• _WHAT TO PRODUCE_: Would you copy each line of the records that includes the word "atendimento"?

• _DATASET ENTRIES_:
++++++++++++++++++++

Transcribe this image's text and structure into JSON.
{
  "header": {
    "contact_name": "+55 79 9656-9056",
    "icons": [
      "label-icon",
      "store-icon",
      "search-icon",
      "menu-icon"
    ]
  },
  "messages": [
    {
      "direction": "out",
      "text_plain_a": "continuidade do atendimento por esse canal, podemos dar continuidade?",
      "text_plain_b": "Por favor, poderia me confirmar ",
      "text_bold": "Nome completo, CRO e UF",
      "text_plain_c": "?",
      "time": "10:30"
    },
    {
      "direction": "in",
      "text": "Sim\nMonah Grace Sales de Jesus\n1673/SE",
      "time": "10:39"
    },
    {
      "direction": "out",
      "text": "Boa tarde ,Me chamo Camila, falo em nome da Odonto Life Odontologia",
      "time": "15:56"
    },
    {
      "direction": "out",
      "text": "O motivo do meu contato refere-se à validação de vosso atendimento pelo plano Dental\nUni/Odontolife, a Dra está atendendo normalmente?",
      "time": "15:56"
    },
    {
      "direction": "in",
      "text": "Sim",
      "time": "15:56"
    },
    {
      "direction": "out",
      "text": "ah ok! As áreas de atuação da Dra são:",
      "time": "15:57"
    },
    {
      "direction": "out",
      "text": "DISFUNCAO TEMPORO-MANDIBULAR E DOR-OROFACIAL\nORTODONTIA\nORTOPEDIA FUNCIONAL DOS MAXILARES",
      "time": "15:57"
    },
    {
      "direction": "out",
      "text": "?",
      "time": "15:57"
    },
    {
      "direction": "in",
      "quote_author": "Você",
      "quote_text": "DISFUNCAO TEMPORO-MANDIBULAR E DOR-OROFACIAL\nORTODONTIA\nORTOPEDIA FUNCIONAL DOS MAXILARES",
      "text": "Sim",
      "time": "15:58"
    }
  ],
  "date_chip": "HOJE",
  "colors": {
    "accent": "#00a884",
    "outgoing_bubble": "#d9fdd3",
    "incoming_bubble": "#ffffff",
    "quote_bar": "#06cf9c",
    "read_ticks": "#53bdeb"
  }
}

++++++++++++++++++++

• _SOLUTION FOR THIS PROBLEM_:
      "text_plain_a": "continuidade do atendimento por esse canal, podemos dar continuidade?",
      "text": "O motivo do meu contato refere-se à validação de vosso atendimento pelo plano Dental\nUni/Odontolife, a Dra está atendendo normalmente?",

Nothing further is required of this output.